How inflation can destroy shareholder value in the latest McKinsey Quarterly (free registration required to get access) brilliantly illustrates with a simple easy-to-follow example how inflation can surreptitiously erode real profitability in a company and thereby undermine its shares. The point made is essentially that when inflation jumps up, it is not enough for earnings to rise by the inflation amount. Unless cash flows do too, the company and the shareholder lose ground. Earnings must appear to rise by a much greater amount just to keep pace (it is worth pondering that if that were to happen, there would be public outcry about corporations gouging ordinary people, whereas they would actually be losing ground). The driver is that depreciation, a non-cash flow item, does not rise as fast as inflation and this skews profitability ratios and hides loss of real earnings.
The piece also includes a neat graph showing how returns on invested capital during the high inflation 1970s did not move outside their remarkably constant band of 8 to 11%, whereas they should have gone up to 25 to 30% to maintain real profitability during that decade. Accordingly, stocks did very poorly.
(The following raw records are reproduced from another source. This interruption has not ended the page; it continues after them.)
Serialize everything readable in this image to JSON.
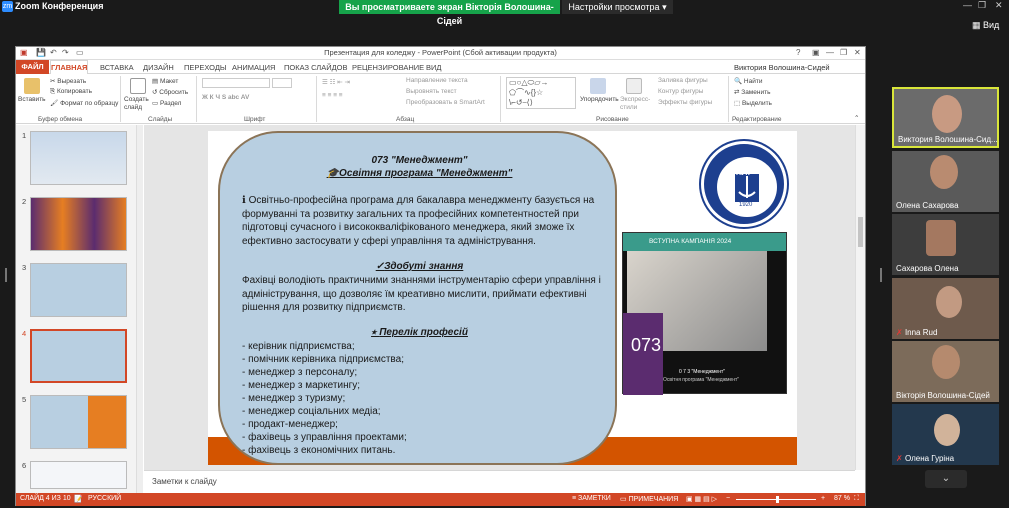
{
  "zoom": {
    "app_title": "Zoom Конференция",
    "share_banner": "Вы просматриваете экран Вікторія Волошина-Сідей",
    "view_options": "Настройки просмотра",
    "view_button": "Вид"
  },
  "ppt": {
    "window_title": "Презентация для коледжу - PowerPoint (Сбой активации продукта)",
    "user_name": "Виктория Волошина-Сидей",
    "tabs": [
      "ФАЙЛ",
      "ГЛАВНАЯ",
      "ВСТАВКА",
      "ДИЗАЙН",
      "ПЕРЕХОДЫ",
      "АНИМАЦИЯ",
      "ПОКАЗ СЛАЙДОВ",
      "РЕЦЕНЗИРОВАНИЕ",
      "ВИД"
    ],
    "ribbon": {
      "paste": "Вставить",
      "cut": "Вырезать",
      "copy": "Копировать",
      "format_painter": "Формат по образцу",
      "group_clipboard": "Буфер обмена",
      "new_slide": "Создать слайд",
      "layout": "Макет",
      "reset": "Сбросить",
      "section": "Раздел",
      "group_slides": "Слайды",
      "group_font": "Шрифт",
      "text_direction": "Направление текста",
      "align_text": "Выровнять текст",
      "smartart": "Преобразовать в SmartArt",
      "group_paragraph": "Абзац",
      "arrange": "Упорядочить",
      "quick_styles": "Экспресс-стили",
      "shape_fill": "Заливка фигуры",
      "shape_outline": "Контур фигуры",
      "shape_effects": "Эффекты фигуры",
      "group_drawing": "Рисование",
      "find": "Найти",
      "replace": "Заменить",
      "select": "Выделить",
      "group_editing": "Редактирование"
    },
    "thumbnails": [
      "1",
      "2",
      "3",
      "4",
      "5",
      "6"
    ],
    "notes_placeholder": "Заметки к слайду",
    "status": {
      "slide_info": "СЛАЙД 4 ИЗ 10",
      "language": "РУССКИЙ",
      "notes": "ЗАМЕТКИ",
      "comments": "ПРИМЕЧАНИЯ",
      "zoom": "87 %"
    }
  },
  "slide": {
    "title_line1": "073 \"Менеджмент\"",
    "title_line2": "Освітня програма \"Менеджмент\"",
    "intro": "Освітньо-професійна програма для бакалавра менеджменту базується на формуванні та розвитку загальних та професійних компетентностей при підготовці сучасного і висококваліфікованого менеджера, який зможе їх ефективно застосувати у сфері управління та адміністрування.",
    "skills_heading": "Здобуті знання",
    "skills_text": "Фахівці володіють практичними знаннями інструментарію сфери управління і адміністрування, що дозволяє їм креативно мислити, приймати ефективні рішення для розвитку підприємств.",
    "professions_heading": "Перелік професій",
    "professions": [
      "- керівник підприємства;",
      "- помічник керівника підприємства;",
      "- менеджер з персоналу;",
      "- менеджер з маркетингу;",
      "- менеджер з туризму;",
      "- менеджер соціальних медіа;",
      "- продакт-менеджер;",
      "- фахівець з управління проектами;",
      "- фахівець з економічних питань."
    ],
    "logo_abbr": "НУК",
    "logo_year": "1920",
    "poster_campaign": "ВСТУПНА КАМПАНІЯ 2024",
    "poster_number": "073",
    "poster_caption1": "0 7 3 \"Менеджмент\"",
    "poster_caption2": "Освітня програма \"Менеджмент\""
  },
  "participants": [
    "Виктория Волошина-Сид...",
    "Олена Сахарова",
    "Сахарова Олена",
    "Inna Rud",
    "Вікторія Волошина-Сідей",
    "Олена Гуріна"
  ]
}
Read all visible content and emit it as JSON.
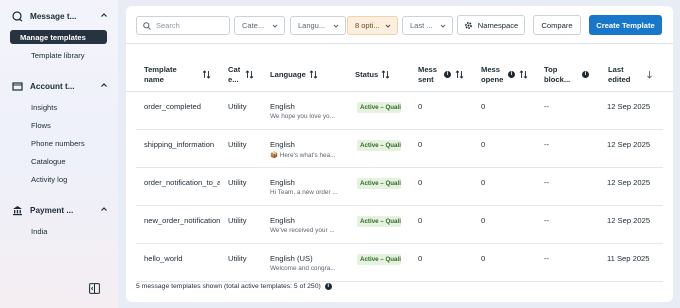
{
  "sidebar": {
    "sections": [
      {
        "title": "Message t...",
        "icon": "message-templates-icon"
      },
      {
        "title": "Account t...",
        "icon": "account-tools-icon"
      },
      {
        "title": "Payment ...",
        "icon": "payment-bank-icon"
      }
    ],
    "items": [
      {
        "label": "Manage templates",
        "active": true
      },
      {
        "label": "Template library"
      },
      {
        "label": "Insights"
      },
      {
        "label": "Flows"
      },
      {
        "label": "Phone numbers"
      },
      {
        "label": "Catalogue"
      },
      {
        "label": "Activity log"
      },
      {
        "label": "India"
      }
    ]
  },
  "toolbar": {
    "search_placeholder": "Search",
    "filters": [
      "Cate...",
      "Langu...",
      "8 opti...",
      "Last ..."
    ],
    "namespace_label": "Namespace",
    "compare_label": "Compare",
    "create_label": "Create Template"
  },
  "table": {
    "headers": {
      "name": [
        "Template",
        "name"
      ],
      "category": [
        "Cat",
        "e..."
      ],
      "language": "Language",
      "status": "Status",
      "sent": [
        "Mess",
        "sent"
      ],
      "opened": [
        "Mess",
        "opene"
      ],
      "top_block": [
        "Top",
        "block..."
      ],
      "edited": [
        "Last",
        "edited"
      ]
    },
    "rows": [
      {
        "name": "order_completed",
        "category": "Utility",
        "language": "English",
        "preview": "We hope you love yo...",
        "status": "Active – Quality pending",
        "sent": "0",
        "opened": "0",
        "top_block": "--",
        "edited": "12 Sep 2025"
      },
      {
        "name": "shipping_information",
        "category": "Utility",
        "language": "English",
        "preview": "📦 Here's what's hea...",
        "status": "Active – Quality pending",
        "sent": "0",
        "opened": "0",
        "top_block": "--",
        "edited": "12 Sep 2025"
      },
      {
        "name": "order_notification_to_a",
        "category": "Utility",
        "language": "English",
        "preview": "Hi Team, a new order ...",
        "status": "Active – Quality pending",
        "sent": "0",
        "opened": "0",
        "top_block": "--",
        "edited": "12 Sep 2025"
      },
      {
        "name": "new_order_notification",
        "category": "Utility",
        "language": "English",
        "preview": "We've received your ...",
        "status": "Active – Quality pending",
        "sent": "0",
        "opened": "0",
        "top_block": "--",
        "edited": "12 Sep 2025"
      },
      {
        "name": "hello_world",
        "category": "Utility",
        "language": "English (US)",
        "preview": "Welcome and congra...",
        "status": "Active – Quality pending",
        "sent": "0",
        "opened": "0",
        "top_block": "--",
        "edited": "11 Sep 2025"
      }
    ],
    "footer": "5 message templates shown (total active templates: 5 of 250)"
  },
  "colors": {
    "primary": "#1877c9",
    "active_nav": "#283341",
    "status_bg": "#e6f2df",
    "status_text": "#2f6b28"
  }
}
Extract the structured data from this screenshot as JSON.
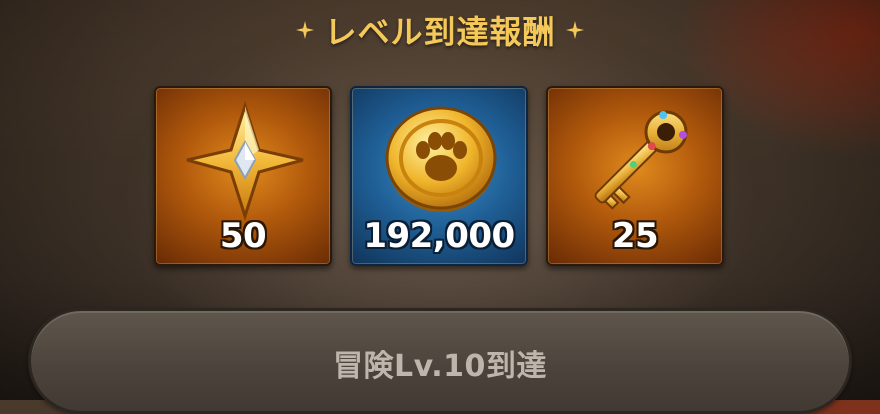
{
  "header": {
    "title": "レベル到達報酬"
  },
  "rewards": [
    {
      "item_icon": "gold-star-crystal-icon",
      "quantity": "50",
      "frame_color": "#c8740f"
    },
    {
      "item_icon": "paw-gold-coin-icon",
      "quantity": "192,000",
      "frame_color": "#2a6fa6"
    },
    {
      "item_icon": "jeweled-golden-key-icon",
      "quantity": "25",
      "frame_color": "#c8740f"
    }
  ],
  "condition": {
    "label": "冒険Lv.10到達"
  },
  "colors": {
    "title": "#f5c85a",
    "button_text": "#bdb6ad"
  }
}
The lesson of inflation during the 1970s is worth noting. If inflation reignites, stocks / equities are not likely a good place to be.